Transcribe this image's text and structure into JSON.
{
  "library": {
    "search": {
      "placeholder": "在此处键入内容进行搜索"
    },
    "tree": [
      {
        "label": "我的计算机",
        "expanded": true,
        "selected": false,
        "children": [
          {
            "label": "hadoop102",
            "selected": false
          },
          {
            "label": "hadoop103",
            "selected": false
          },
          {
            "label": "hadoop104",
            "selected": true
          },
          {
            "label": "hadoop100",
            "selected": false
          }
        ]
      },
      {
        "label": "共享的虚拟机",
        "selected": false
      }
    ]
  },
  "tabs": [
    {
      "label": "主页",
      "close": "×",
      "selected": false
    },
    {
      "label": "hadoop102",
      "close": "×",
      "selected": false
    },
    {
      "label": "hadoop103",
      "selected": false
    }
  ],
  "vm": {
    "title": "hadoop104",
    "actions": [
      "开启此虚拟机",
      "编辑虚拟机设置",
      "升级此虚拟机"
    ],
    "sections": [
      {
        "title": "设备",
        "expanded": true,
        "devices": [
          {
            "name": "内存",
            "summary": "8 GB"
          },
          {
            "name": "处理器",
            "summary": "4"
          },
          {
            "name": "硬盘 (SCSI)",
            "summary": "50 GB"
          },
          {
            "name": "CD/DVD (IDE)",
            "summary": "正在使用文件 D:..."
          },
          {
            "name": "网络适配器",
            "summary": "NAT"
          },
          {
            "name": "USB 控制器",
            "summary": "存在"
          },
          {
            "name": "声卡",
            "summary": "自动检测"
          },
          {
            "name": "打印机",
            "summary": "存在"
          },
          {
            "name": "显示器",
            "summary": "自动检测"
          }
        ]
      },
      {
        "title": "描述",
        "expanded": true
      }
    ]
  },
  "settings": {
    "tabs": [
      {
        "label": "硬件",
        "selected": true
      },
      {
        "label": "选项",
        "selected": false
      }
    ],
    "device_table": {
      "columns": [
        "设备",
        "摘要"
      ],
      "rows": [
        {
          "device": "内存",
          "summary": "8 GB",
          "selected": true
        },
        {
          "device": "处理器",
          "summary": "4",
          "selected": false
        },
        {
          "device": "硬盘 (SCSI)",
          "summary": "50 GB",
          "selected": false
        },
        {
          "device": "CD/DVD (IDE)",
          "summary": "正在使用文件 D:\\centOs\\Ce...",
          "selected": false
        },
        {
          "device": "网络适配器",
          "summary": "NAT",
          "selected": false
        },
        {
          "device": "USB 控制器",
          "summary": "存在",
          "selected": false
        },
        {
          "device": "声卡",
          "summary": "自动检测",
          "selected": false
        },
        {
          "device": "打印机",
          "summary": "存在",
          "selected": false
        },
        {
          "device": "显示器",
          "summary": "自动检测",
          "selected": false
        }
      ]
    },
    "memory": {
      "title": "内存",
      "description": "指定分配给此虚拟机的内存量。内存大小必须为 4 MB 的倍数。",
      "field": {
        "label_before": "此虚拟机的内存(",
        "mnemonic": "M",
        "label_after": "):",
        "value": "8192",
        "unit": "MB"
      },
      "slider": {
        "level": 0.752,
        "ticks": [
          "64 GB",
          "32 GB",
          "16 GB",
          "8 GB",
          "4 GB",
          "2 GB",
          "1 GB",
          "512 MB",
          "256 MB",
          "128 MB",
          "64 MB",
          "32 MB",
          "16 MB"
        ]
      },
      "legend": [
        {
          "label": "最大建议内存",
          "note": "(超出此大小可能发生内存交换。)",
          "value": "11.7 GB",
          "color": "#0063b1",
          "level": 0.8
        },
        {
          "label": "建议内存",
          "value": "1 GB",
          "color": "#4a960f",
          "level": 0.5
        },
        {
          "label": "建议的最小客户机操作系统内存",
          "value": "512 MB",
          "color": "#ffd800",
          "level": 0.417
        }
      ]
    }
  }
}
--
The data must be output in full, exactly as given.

Transcribe this image's text and structure into JSON.
{
  "library": {
    "search": {
      "placeholder": "在此处键入内容进行搜索"
    },
    "tree": [
      {
        "label": "我的计算机",
        "expanded": true,
        "selected": false,
        "children": [
          {
            "label": "hadoop102",
            "selected": false
          },
          {
            "label": "hadoop103",
            "selected": false
          },
          {
            "label": "hadoop104",
            "selected": true
          },
          {
            "label": "hadoop100",
            "selected": false
          }
        ]
      },
      {
        "label": "共享的虚拟机",
        "selected": false
      }
    ]
  },
  "tabs": [
    {
      "label": "主页",
      "close": "×",
      "selected": false
    },
    {
      "label": "hadoop102",
      "close": "×",
      "selected": false
    },
    {
      "label": "hadoop103",
      "selected": false
    }
  ],
  "vm": {
    "title": "hadoop104",
    "actions": [
      "开启此虚拟机",
      "编辑虚拟机设置",
      "升级此虚拟机"
    ],
    "sections": [
      {
        "title": "设备",
        "expanded": true,
        "devices": [
          {
            "name": "内存",
            "summary": "8 GB"
          },
          {
            "name": "处理器",
            "summary": "4"
          },
          {
            "name": "硬盘 (SCSI)",
            "summary": "50 GB"
          },
          {
            "name": "CD/DVD (IDE)",
            "summary": "正在使用文件 D:..."
          },
          {
            "name": "网络适配器",
            "summary": "NAT"
          },
          {
            "name": "USB 控制器",
            "summary": "存在"
          },
          {
            "name": "声卡",
            "summary": "自动检测"
          },
          {
            "name": "打印机",
            "summary": "存在"
          },
          {
            "name": "显示器",
            "summary": "自动检测"
          }
        ]
      },
      {
        "title": "描述",
        "expanded": true
      }
    ]
  },
  "settings": {
    "tabs": [
      {
        "label": "硬件",
        "selected": true
      },
      {
        "label": "选项",
        "selected": false
      }
    ],
    "device_table": {
      "columns": [
        "设备",
        "摘要"
      ],
      "rows": [
        {
          "device": "内存",
          "summary": "8 GB",
          "selected": true
        },
        {
          "device": "处理器",
          "summary": "4",
          "selected": false
        },
        {
          "device": "硬盘 (SCSI)",
          "summary": "50 GB",
          "selected": false
        },
        {
          "device": "CD/DVD (IDE)",
          "summary": "正在使用文件 D:\\centOs\\Ce...",
          "selected": false
        },
        {
          "device": "网络适配器",
          "summary": "NAT",
          "selected": false
        },
        {
          "device": "USB 控制器",
          "summary": "存在",
          "selected": false
        },
        {
          "device": "声卡",
          "summary": "自动检测",
          "selected": false
        },
        {
          "device": "打印机",
          "summary": "存在",
          "selected": false
        },
        {
          "device": "显示器",
          "summary": "自动检测",
          "selected": false
        }
      ]
    },
    "memory": {
      "title": "内存",
      "description": "指定分配给此虚拟机的内存量。内存大小必须为 4 MB 的倍数。",
      "field": {
        "label_before": "此虚拟机的内存(",
        "mnemonic": "M",
        "label_after": "):",
        "value": "8192",
        "unit": "MB"
      },
      "slider": {
        "level": 0.752,
        "ticks": [
          "64 GB",
          "32 GB",
          "16 GB",
          "8 GB",
          "4 GB",
          "2 GB",
          "1 GB",
          "512 MB",
          "256 MB",
          "128 MB",
          "64 MB",
          "32 MB",
          "16 MB"
        ]
      },
      "legend": [
        {
          "label": "最大建议内存",
          "note": "(超出此大小可能发生内存交换。)",
          "value": "11.7 GB",
          "color": "#0063b1",
          "level": 0.8
        },
        {
          "label": "建议内存",
          "value": "1 GB",
          "color": "#4a960f",
          "level": 0.5
        },
        {
          "label": "建议的最小客户机操作系统内存",
          "value": "512 MB",
          "color": "#ffd800",
          "level": 0.417
        }
      ]
    }
  }
}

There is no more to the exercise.